It’s hard to think about how I fit into all these stories. Growing up in Australia I never thought of myself as ‘Malaysian’ or ‘Asian’. Ethnicity was that pesky question I was asked all the time and to which I would answer, ‘my dad’s Malaysian’, hoping to quickly move on. In high school, despite not wanting to think about it, there were questions, racist nicknames, jokes in the yard, getting called a ‘chink’ on the sporting field. All based around something I couldn’t understand because I was Australian, wasn’t I? I wasn’t like those Korean international students at my high school who couldn’t even speak English. I was Australian. I find it interesting to think about how much racial identity is influenced and learned from those around you.
After many visits to Malaysia I learnt that when asked about my ethnicity I wasn’t supposed to say, ‘my dad is from Malaysia and my mother Australia,’ because that didn’t mean anything. I was meant to add ‘orang Cina’, ‘Chinese’. For me, I began associating and identifying with that side of my heritage more, probably partly because of my appearance and my experiences of othering in Australia. But to boil identity down to that would also be to grossly simplify. Words like ‘Asian–Australian’ came into my consciousness and felt right to explain some of my experiences in this country that boasts of its multiculturalism but continues to label. However, I also felt isolated from the term. The migrant experience wasn’t my own, neither was the typical ‘children of migrants’ story because I grew up in a white household. Most of the other ‘Asian–Australians’ I knew spoke a mother tongue other than English, negotiated the often different cultural values of their parents, and knew that you’re meant to wash rice first. In each identity (Australian and Malaysian) I found acceptance and isolation, an uncertainty that I had to navigate.
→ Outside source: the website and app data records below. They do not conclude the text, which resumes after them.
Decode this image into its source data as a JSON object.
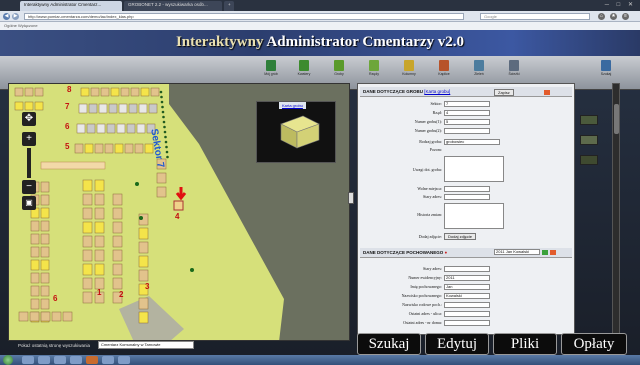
{
  "browser": {
    "tabs": [
      {
        "label": "Interaktywny Administrator Cmentarz..."
      },
      {
        "label": "GROBONET 2.2 - wyszukiwarka osób..."
      },
      {
        "label": "+"
      }
    ],
    "url": "http://www.pomiar-cmentarza.com/demo/iac/index_klas.php",
    "search_placeholder": "Google",
    "bookmarks_text": "Ogólne   Wyłączone"
  },
  "app": {
    "title_word1": "Interaktywny",
    "title_rest": "Administrator Cmentarzy v2.0"
  },
  "toolbar": {
    "tools": [
      {
        "label": "Mój grób",
        "color": "#2f7f3a"
      },
      {
        "label": "Kwatery",
        "color": "#3d8b2e"
      },
      {
        "label": "Groby",
        "color": "#5a9a2a"
      },
      {
        "label": "Rzędy",
        "color": "#6da63a"
      },
      {
        "label": "Kolumny",
        "color": "#c8a52a"
      },
      {
        "label": "Kaplice",
        "color": "#b7532a"
      },
      {
        "label": "Zieleń",
        "color": "#4c7c9e"
      },
      {
        "label": "Ścieżki",
        "color": "#5d6b7e"
      },
      {
        "label": "Szukaj",
        "color": "#3a6aa0"
      }
    ]
  },
  "map": {
    "sector_label": "Sektor 7",
    "quarter_numbers": [
      "8",
      "7",
      "6",
      "5",
      "4",
      "3",
      "2",
      "1",
      "6"
    ],
    "inset_tab": "Karta grobu"
  },
  "form": {
    "grave_section_title": "DANE DOTYCZĄCE GROBU",
    "grave_card_link": "[Karta grobu]",
    "save_btn": "Zapisz",
    "fields": [
      {
        "label": "Sektor:",
        "value": "7"
      },
      {
        "label": "Rząd:",
        "value": "4"
      },
      {
        "label": "Numer grobu(1):",
        "value": "5"
      },
      {
        "label": "Numer grobu(2):",
        "value": ""
      }
    ],
    "grave_type_label": "Rodzaj grobu:",
    "grave_type_value": "grobowiec",
    "position_label": "Pozom:",
    "notes_label": "Uwagi dot. grobu:",
    "free_places_label": "Wolne miejsca:",
    "old_address_label": "Stary adres:",
    "history_label": "Historia zmian:",
    "add_photo_label": "Dodaj zdjęcie:",
    "add_photo_btn": "Dodaj zdjęcie",
    "buried_section_title": "DANE DOTYCZĄCE POCHOWANEGO",
    "person_select": "2011 Jan Kowalski",
    "person_fields": [
      {
        "label": "Stary adres:",
        "value": ""
      },
      {
        "label": "Numer ewidencyjny:",
        "value": "2011"
      },
      {
        "label": "Imię pochowanego:",
        "value": "Jan"
      },
      {
        "label": "Nazwisko pochowanego:",
        "value": "Kowalski"
      },
      {
        "label": "Nazwisko rodowe poch.:",
        "value": ""
      },
      {
        "label": "Ostatni adres - ulica:",
        "value": ""
      },
      {
        "label": "Ostatni adres - nr domu:",
        "value": ""
      }
    ]
  },
  "actions": [
    {
      "label": "Szukaj"
    },
    {
      "label": "Edytuj"
    },
    {
      "label": "Pliki"
    },
    {
      "label": "Opłaty"
    }
  ],
  "bottom": {
    "label": "Pokaż ostatnią stronę wyszukiwania",
    "select_value": "Cmentarz Komunalny w Tarnowie"
  }
}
I called George to ask when I would be able to drop the books I’d borrowed back to him. I wanted to talk to him again, maybe get deeper into the story. He told me he was unwell and wasn’t able to come into the office much these days, though he still sounded in high spirits. I dropped the books off at the reception and walked back out on to the busy Collins Street footpath. It was just after work and people rushed past me as I walked slowly. Young men in military uniforms stood collecting money for Legacy. They might have just returned from Afghanistan or Iraq. Everything had more symbolic meaning than the last time I looked – the streets named after men who’d committed frontier violence, monarchs of an empire, the statues celebrating brutally violent conquest.
Our story, like Malyasia’s, is one that is hard to separate into neat chapters. Despite, often, being made to feel not a part of this story – feeling that this story is a white one with only appearance roles for others – I still use ‘we’ and ‘our’ when I talk and write of Australia. All the lines we hope to draw – a line between us and Asia, a line between our present and our ugly past, lines drawn to neatly segment – blur the larger story. Chapters with headings, so that we can now turn the pages without having to read.